So far as evidence and procedure are concerned, there is no better school than experience and sitting in court. As to criminal law, which is the branch of the law in which he needs to be most versed, what is suggested by this Bill is not that he should learn criminal law, but that he should go in for an examination requiring him to learn conveyancing, the law of real property, the law of equity and accounts and other subjects required in the solicitors' examination. Of what use is a knowledge of conveyancing equity and real property law going to be to a justices' clerk? How can it be said that once he has passed an examination in conveyancing he becomes better qualified to administer criminal law or to assist the justices in administering it in a criminal court? I suggest that is an utterly false standard in relation to this particular case.

I would say, generally, that it is not always the man who passes examinations who is best at using worldly knowledge to the greatest advantage. It is through the experience that a man gains in court and through his having to deal with witnesses and to handle his bench and look after his daily routine that a man becomes best qualified to discharge the task of a justices' clerk. That will enable him to discharge his task far better than passing a hundred examinations in conveyancing or in any other subject.

To counter that point, some suggestion has been made that the Law Society should facilitate the qualification of solicitors. I cannot see that that is a helpful suggestion. All that it will do is to bring about a sort of devaluation of the solicitor's status. It is going to make an easier examination for solicitors without any guarantee that they will then use their knowledge for this particular purpose. It is a most unsatisfactory way of trying to arrive at a compromise.

If that procedure is adopted—and one does not know precisely of what it will consist—there would be nothing to prevent a man from taking a simplified solicitors' examination for the purpose of becoming a solicitor's clerk, but it would not be possible to compel him to become a solicitor's clerk, and he could say "I am now qualified" and go off and practise as a solicitor, although in fact he had passed only some kind of simplified solicitors' examination, and read a few books called "How to Become a Solicitor without Tears" or something like that. That is not at all a satisfactory way. It would be most undesirable that the high standard of the solicitors' examination should be debased in any way. It is very necessary to retain the high standard, and we ought not to meet this difficulty by introducing some devaluation of the examination.

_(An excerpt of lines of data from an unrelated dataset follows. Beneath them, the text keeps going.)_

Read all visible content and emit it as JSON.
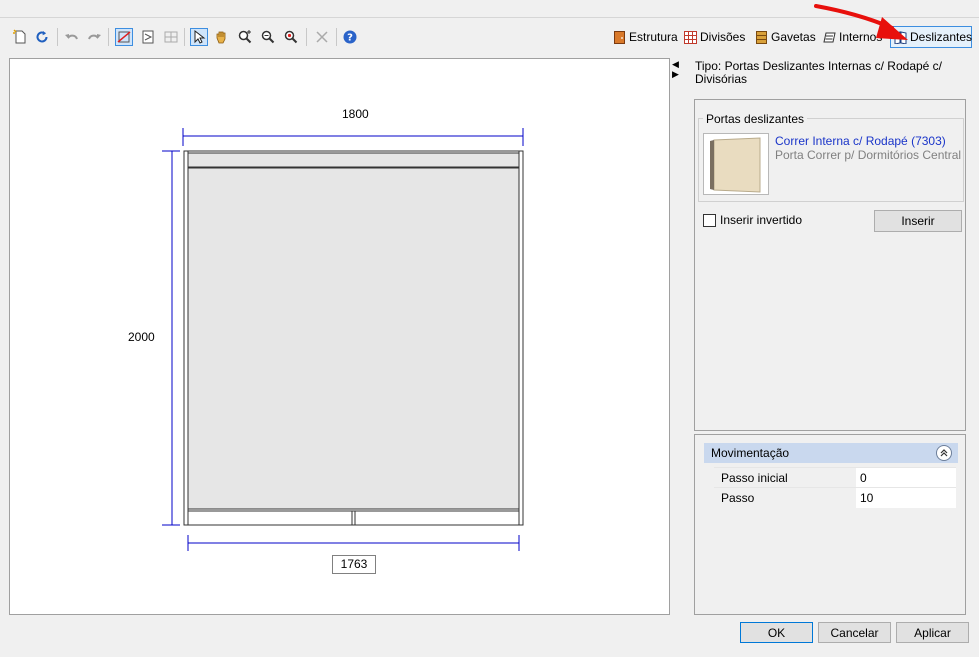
{
  "toolbar": {
    "tools": [
      {
        "icon": "new-icon"
      },
      {
        "icon": "refresh-icon"
      },
      {
        "icon": "undo-icon"
      },
      {
        "icon": "redo-icon"
      },
      {
        "icon": "dimension-tool-icon"
      },
      {
        "icon": "panel-tool-icon"
      },
      {
        "icon": "grid-icon"
      },
      {
        "icon": "select-pointer-icon"
      },
      {
        "icon": "pan-hand-icon"
      },
      {
        "icon": "zoom-window-icon"
      },
      {
        "icon": "zoom-in-icon"
      },
      {
        "icon": "zoom-extents-icon"
      },
      {
        "icon": "delete-icon"
      },
      {
        "icon": "help-icon"
      }
    ],
    "tabs": [
      {
        "label": "Estrutura",
        "icon": "structure-icon"
      },
      {
        "label": "Divisões",
        "icon": "divisions-icon"
      },
      {
        "label": "Gavetas",
        "icon": "drawers-icon"
      },
      {
        "label": "Internos",
        "icon": "internals-icon"
      },
      {
        "label": "Deslizantes",
        "icon": "sliding-doors-icon"
      }
    ],
    "selected_tab": "Deslizantes"
  },
  "canvas": {
    "width_label": "1800",
    "height_label": "2000",
    "bottom_label": "1763"
  },
  "right_panel": {
    "tipo_text": "Tipo: Portas Deslizantes Internas c/ Rodapé c/ Divisórias",
    "group_title": "Portas deslizantes",
    "product_name": "Correr Interna c/ Rodapé (7303)",
    "product_desc": "Porta Correr p/ Dormitórios Central",
    "invert_label": "Inserir invertido",
    "invert_checked": false,
    "insert_button": "Inserir",
    "movement": {
      "title": "Movimentação",
      "properties": [
        {
          "name": "Passo inicial",
          "value": "0"
        },
        {
          "name": "Passo",
          "value": "10"
        }
      ]
    }
  },
  "footer": {
    "ok": "OK",
    "cancel": "Cancelar",
    "apply": "Aplicar"
  },
  "colors": {
    "dimension_line": "#0000c8",
    "selection_blue": "#3d8ee0",
    "link_blue": "#1a35c9",
    "annotation_arrow": "#e8100c"
  }
}
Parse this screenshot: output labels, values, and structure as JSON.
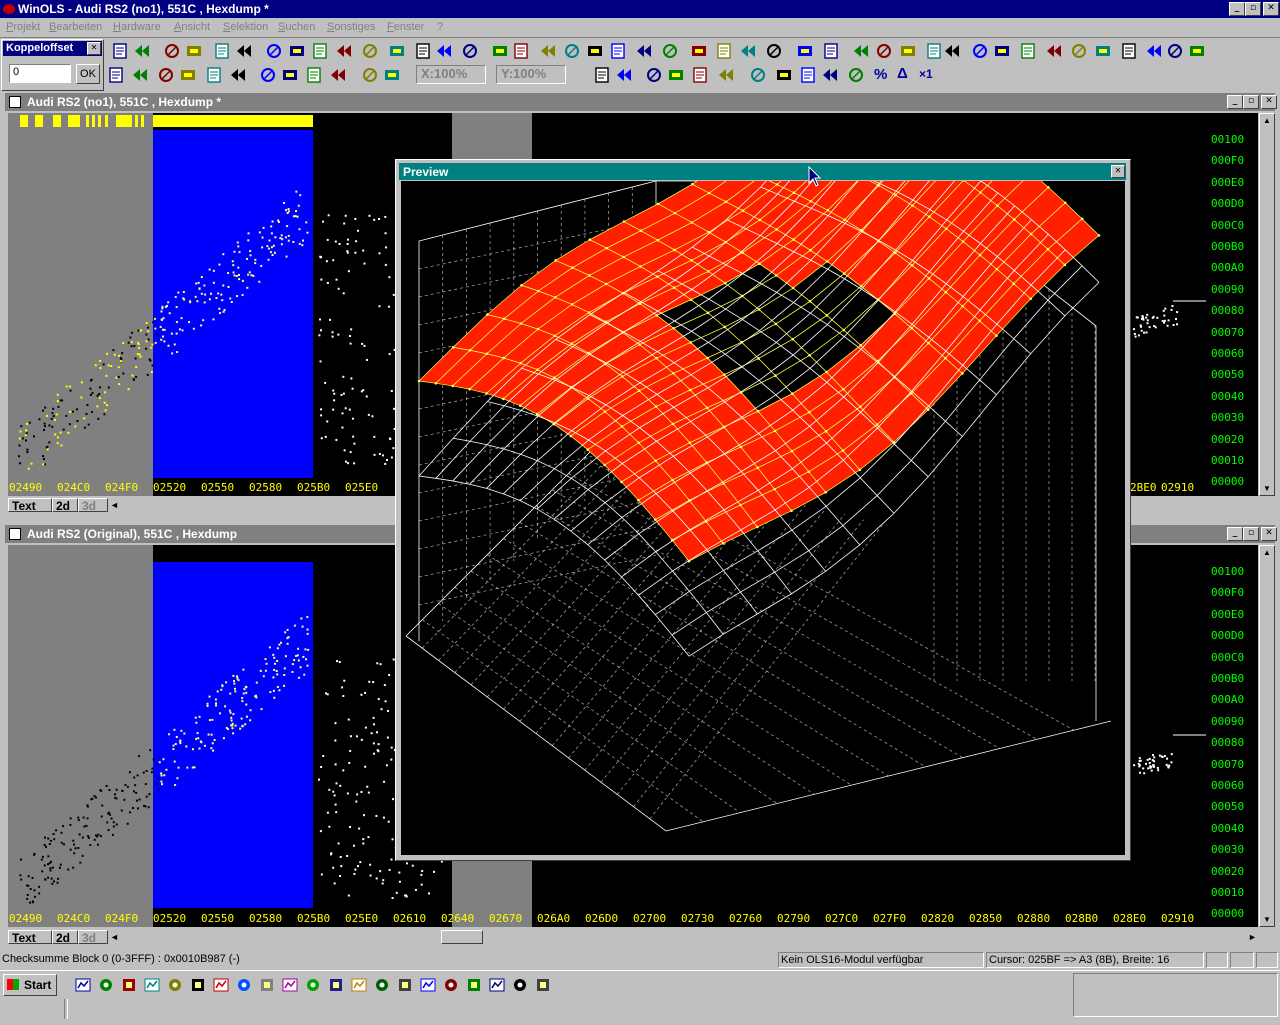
{
  "app": {
    "title": "WinOLS - Audi RS2 (no1), 551C , Hexdump *"
  },
  "window_controls": {
    "minimize": "_",
    "restore": "▫",
    "close": "✕"
  },
  "menu": [
    "Projekt",
    "Bearbeiten",
    "Hardware",
    "Ansicht",
    "Selektion",
    "Suchen",
    "Sonstiges",
    "Fenster",
    "?"
  ],
  "koppel": {
    "title": "Koppeloffset",
    "value": "0",
    "ok_label": "OK"
  },
  "toolbar": {
    "xzoom": "X:100%",
    "yzoom": "Y:100%",
    "percent": "%",
    "delta": "Δ",
    "times": "×1"
  },
  "top_window": {
    "title": "Audi RS2 (no1), 551C , Hexdump *"
  },
  "bottom_window": {
    "title": "Audi RS2 (Original), 551C , Hexdump"
  },
  "x_addresses": [
    "02490",
    "024C0",
    "024F0",
    "02520",
    "02550",
    "02580",
    "025B0",
    "025E0",
    "02610",
    "02640",
    "02670",
    "026A0",
    "026D0",
    "02700",
    "02730",
    "02760",
    "02790",
    "027C0",
    "027F0",
    "02820",
    "02850",
    "02880",
    "028B0",
    "028E0",
    "02910"
  ],
  "top_x_addresses_right": [
    "2BE0",
    "02910"
  ],
  "y_addresses": [
    "00100",
    "000F0",
    "000E0",
    "000D0",
    "000C0",
    "000B0",
    "000A0",
    "00090",
    "00080",
    "00070",
    "00060",
    "00050",
    "00040",
    "00030",
    "00020",
    "00010",
    "00000"
  ],
  "tabs": [
    "Text",
    "2d",
    "3d"
  ],
  "preview": {
    "title": "Preview"
  },
  "status": {
    "left": "Checksumme Block 0 (0-3FFF) : 0x0010B987 (-)",
    "middle": "Kein OLS16-Modul verfügbar",
    "right": "Cursor: 025BF => A3 (8B), Breite: 16"
  },
  "taskbar": {
    "start_label": "Start"
  },
  "colors": {
    "surface_fill": "#ff2000",
    "grid_line": "#ffff40",
    "highlight": "#0000ff",
    "address_text": "#ffff00",
    "axis_text": "#00ff00"
  }
}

Reference has been made to the figures given on Second Reading with regard to the number of qualified and unqualified clerks. I think the figures the Home Secretary gave related to 1938, or to some pre-war year. I have the latest figures, and the present position is that there are 124 whole-time clerks, of whom 73 are solicitors and 51 are not, which means that a little under half are unqualified. If we are to insist upon having a professionally-qualified man for this job, the sort of man we shall get is the man who has qualified and failed to make a success of his profession. That would be most undesirable.

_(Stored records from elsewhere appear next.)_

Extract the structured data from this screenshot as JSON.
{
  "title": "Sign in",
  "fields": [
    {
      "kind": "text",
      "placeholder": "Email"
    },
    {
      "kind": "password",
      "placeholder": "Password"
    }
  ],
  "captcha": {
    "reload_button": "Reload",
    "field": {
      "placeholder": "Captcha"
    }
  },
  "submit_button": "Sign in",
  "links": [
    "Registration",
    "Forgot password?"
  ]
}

Any really competent solicitor can make a good deal larger income in private practice than any justices' clerk can receive. I believe that the maximum amount received by a justices' clerk does not go beyond £1,500 a year. There may be one or two exceptions, but £1,500 a year would be a pretty good salary for a justices' clerk. It would be a poor solicitor who could not do a great deal better than that in private practice.